4-up on 2011-08-26 at 18.36

You should care because as a human, you are connected to every other human just by virtue of being human. You know what it’s like to find something funny or to be tired or to be upset by how unfair something feels. You also know what’s it’s like to focus on differences but I want to suggest we have similarities and a lot of them.

I know I’m biased. I found the most beautiful people when I was 18 who loved me and put up with my silliness and gave me countless chances to grow. I one time refused to wash my hair for two weeks since I was too cold and really just didn’t want to, and nobody said a word besides always offering me kettle of hot water if I ended up changing my mind. I was given the opportunity to teach math in a school and wasn’t a great teacher but discovered how much I loved math. I learned that joking about how excruciatingly warm it was outside when it was so cold you had to sit in your bed for 3 hours in order for it to be warm enough for sleeping actually helps and is pretty fun. I adventured and laughed and had lots of fun. I was, well am, pretty lucky.

For the last 4 days, I’ve prayed every time I opened facebook, gmail, and my phone that today would be the day I heard from my family.  It’s stupidly easy to see Deepika’s rosy sandals or to hear the sweet melody of Habia Una Vez Un Barco Chiquito from Pramila.

Two hours ago I finally received word that everyone is alive.  It hurts to tell you how little they have right now to survive on and how worried I am they’ll run out of something basic.  Right now, their camping in their garden and it’s the monsoon, which is cold and horrible. There are a lot of aftershocks, more than two hundred, and everyone is still pretty terrified.

With this in mind, I don’t want what I say or anything else you read to make you feel guilty.  In fact in Tibetan (Nepal’s sister country), there isn’t a word for “guilt”, which they retrospectively justify by citing how useless it is as an emotion.

But you can help.

What can you do to help?

1. Skip coffee/dessert/spend 5 dollars less on that graduation present and instead donate the money you would have spent.  In a place where lodging is usually 2 dollars a night and a full meal is 1 dollar, rest assured the marginal value of a dollar spent is high.  This is the link to my honest and hardworking friend’s farm:


2. If you have 15 minutes when you’re eating dinner tonight, stop by the the Vigil on Sproul from 7-8:30 pm.

3. I urge you to learn from Nepali and engage with other humans around you, ask people genuine questions, smile, and look for beauty.  Also give someone a hug, hugs are great.


Guesthouses in the Khumbu

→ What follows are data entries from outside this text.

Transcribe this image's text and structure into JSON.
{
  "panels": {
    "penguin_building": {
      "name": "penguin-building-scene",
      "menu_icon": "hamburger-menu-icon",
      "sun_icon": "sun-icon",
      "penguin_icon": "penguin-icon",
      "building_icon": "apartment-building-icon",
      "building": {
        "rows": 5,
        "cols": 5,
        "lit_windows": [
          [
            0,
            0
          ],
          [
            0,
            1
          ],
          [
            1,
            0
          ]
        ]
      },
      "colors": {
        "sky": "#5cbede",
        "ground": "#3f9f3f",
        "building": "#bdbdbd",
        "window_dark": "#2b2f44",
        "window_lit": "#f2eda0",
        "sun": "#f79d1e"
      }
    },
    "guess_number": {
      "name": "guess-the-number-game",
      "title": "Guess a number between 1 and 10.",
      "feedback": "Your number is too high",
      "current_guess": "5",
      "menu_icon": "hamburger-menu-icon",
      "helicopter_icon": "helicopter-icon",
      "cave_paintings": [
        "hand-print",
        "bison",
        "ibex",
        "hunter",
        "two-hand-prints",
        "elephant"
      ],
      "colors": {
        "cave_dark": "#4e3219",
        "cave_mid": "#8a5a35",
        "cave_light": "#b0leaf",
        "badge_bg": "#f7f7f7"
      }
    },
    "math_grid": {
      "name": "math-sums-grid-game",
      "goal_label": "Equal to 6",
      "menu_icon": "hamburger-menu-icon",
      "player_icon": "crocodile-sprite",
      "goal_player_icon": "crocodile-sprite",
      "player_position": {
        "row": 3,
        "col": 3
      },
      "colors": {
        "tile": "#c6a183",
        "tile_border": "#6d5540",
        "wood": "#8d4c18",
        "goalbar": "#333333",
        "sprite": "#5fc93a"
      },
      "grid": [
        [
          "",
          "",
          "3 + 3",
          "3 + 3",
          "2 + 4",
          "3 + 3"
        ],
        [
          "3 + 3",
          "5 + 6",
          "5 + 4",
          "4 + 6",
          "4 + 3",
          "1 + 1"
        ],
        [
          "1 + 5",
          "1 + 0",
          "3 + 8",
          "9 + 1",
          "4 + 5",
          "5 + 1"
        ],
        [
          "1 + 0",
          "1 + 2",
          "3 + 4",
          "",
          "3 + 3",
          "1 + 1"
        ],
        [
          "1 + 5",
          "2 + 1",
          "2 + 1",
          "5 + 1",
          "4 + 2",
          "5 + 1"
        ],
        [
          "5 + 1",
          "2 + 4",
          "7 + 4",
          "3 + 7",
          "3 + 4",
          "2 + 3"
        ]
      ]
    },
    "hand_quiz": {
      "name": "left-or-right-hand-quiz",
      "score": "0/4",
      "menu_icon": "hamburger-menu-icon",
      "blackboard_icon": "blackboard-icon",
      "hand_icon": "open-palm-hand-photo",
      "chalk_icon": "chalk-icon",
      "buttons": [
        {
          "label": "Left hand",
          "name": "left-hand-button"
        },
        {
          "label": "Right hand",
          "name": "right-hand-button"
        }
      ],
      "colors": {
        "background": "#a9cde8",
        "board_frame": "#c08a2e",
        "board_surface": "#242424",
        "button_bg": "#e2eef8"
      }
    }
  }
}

I can’t actually remember how tired or perhaps relieved I felt once reaching a guest house after a long day: my memories only include the action of going up the steps, checking the room/toilet, and being assured it’s 200 ruppies or *wink* and “free if your friend come to”. Then, sitting on the flowery carpeted benches and buddled in retro fitted blankets, I gaze a the photographs of Buddist deities, notable peaks, and cursorily photoshopped parrot on a rabbit on a monkey on elephant complete with apricot balancing on tip of elephant’s trunk. The myriad of photographs and awarded certificates showcase children and grandchildren and great grandchildren of the owners. Looking closer, I notice everything is dated 2016 and onwards: I get the feeling that I’m stuck in a 60s scifi tv show.

Orginally written March 15, 2012

Ama Dablam

The mountain displayed in the first and last photo is Ama Dablam (“Mother’s necklace”), part of the Himalayan mountain range in eastern Nepal. Going from Gokyo to Everest Base Camp, the path follows closely to Ama Dablam, giving trekkers a glimpse of the high-altitude magnificence to come. The curvaceous, chiseled peak stands at 6,812 metres (22,349 ft). It’s my favorite mountain in the world: it was love at first sight for the two of us.